[Entries from a dataset of interfaces]

===

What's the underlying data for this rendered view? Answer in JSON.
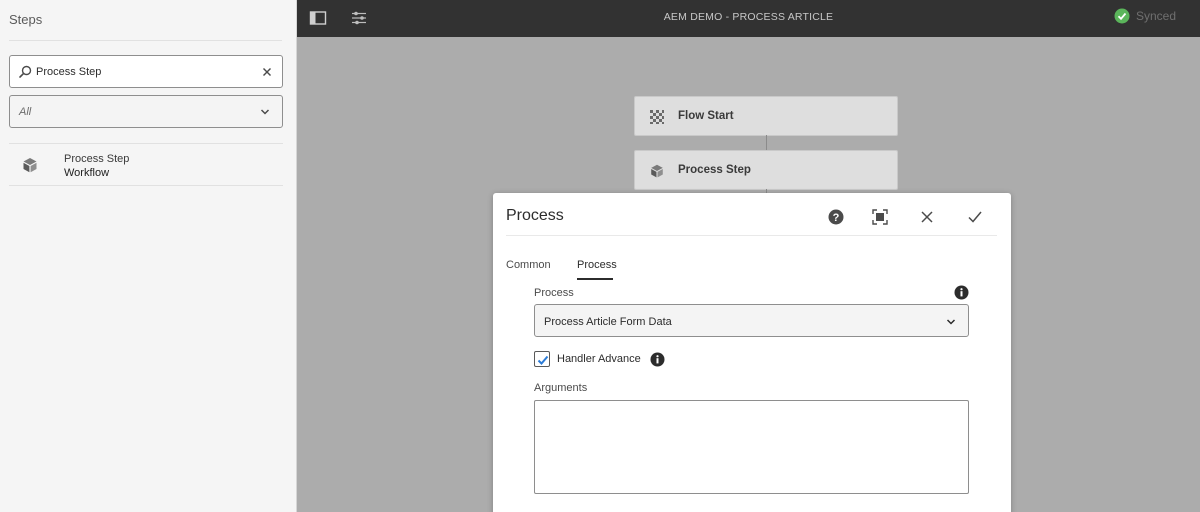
{
  "sidebar": {
    "title": "Steps",
    "search": {
      "value": "Process Step",
      "placeholder": ""
    },
    "filter": {
      "selected": "All"
    },
    "items": [
      {
        "name": "Process Step",
        "category": "Workflow",
        "icon": "cube-icon"
      }
    ]
  },
  "topbar": {
    "title": "AEM DEMO - PROCESS ARTICLE",
    "status": "Synced",
    "status_color": "#5bb55b"
  },
  "canvas": {
    "nodes": [
      {
        "label": "Flow Start",
        "icon": "flow-start-icon"
      },
      {
        "label": "Process Step",
        "icon": "cube-icon"
      }
    ]
  },
  "dialog": {
    "title": "Process",
    "tabs": [
      {
        "label": "Common",
        "active": false
      },
      {
        "label": "Process",
        "active": true
      }
    ],
    "process_field": {
      "label": "Process",
      "value": "Process Article Form Data"
    },
    "handler_advance": {
      "label": "Handler Advance",
      "checked": true
    },
    "arguments_field": {
      "label": "Arguments",
      "value": ""
    }
  },
  "colors": {
    "checkbox_accent": "#2b7bd6",
    "topbar_bg": "#323232",
    "canvas_bg": "#acacac"
  }
}
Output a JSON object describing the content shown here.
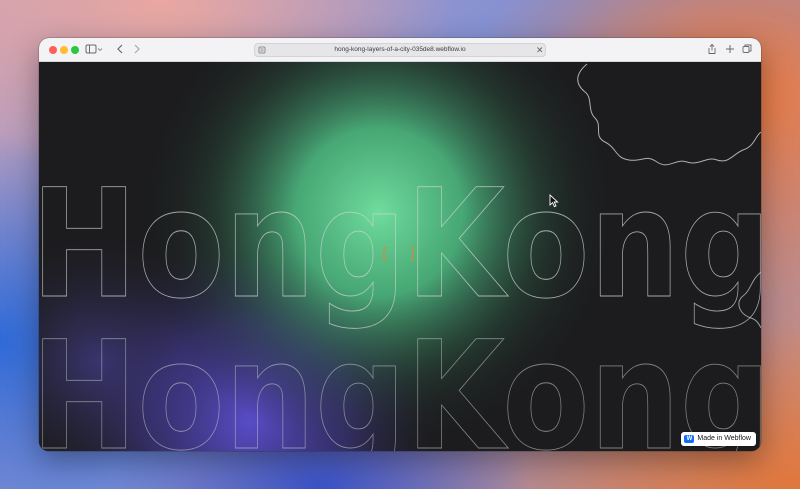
{
  "browser": {
    "url": "hong-kong-layers-of-a-city-035de8.webflow.io",
    "icons": {
      "sidebar": "sidebar-icon",
      "back": "chevron-left-icon",
      "forward": "chevron-right-icon",
      "share": "share-icon",
      "new_tab": "plus-icon",
      "tabs": "tabs-overview-icon",
      "close": "close-icon",
      "reader": "reader-icon"
    }
  },
  "hero": {
    "line1": "HongKong",
    "line2": "HongKong"
  },
  "badge": {
    "label": "Made in Webflow",
    "logo": "W"
  },
  "colors": {
    "glow_green": "#67d79a",
    "glow_purple": "#5a4fc4",
    "background": "#1c1c1e",
    "outline": "#cfd6d2"
  }
}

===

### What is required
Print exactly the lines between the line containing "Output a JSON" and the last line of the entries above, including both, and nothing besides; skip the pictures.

### Reply to the exercise
Output a JSON object describing the content shown here.
{
  "browser": {
    "url": "hong-kong-layers-of-a-city-035de8.webflow.io",
    "icons": {
      "sidebar": "sidebar-icon",
      "back": "chevron-left-icon",
      "forward": "chevron-right-icon",
      "share": "share-icon",
      "new_tab": "plus-icon",
      "tabs": "tabs-overview-icon",
      "close": "close-icon",
      "reader": "reader-icon"
    }
  },
  "hero": {
    "line1": "HongKong",
    "line2": "HongKong"
  },
  "badge": {
    "label": "Made in Webflow",
    "logo": "W"
  },
  "colors": {
    "glow_green": "#67d79a",
    "glow_purple": "#5a4fc4",
    "background": "#1c1c1e",
    "outline": "#cfd6d2"
  }
}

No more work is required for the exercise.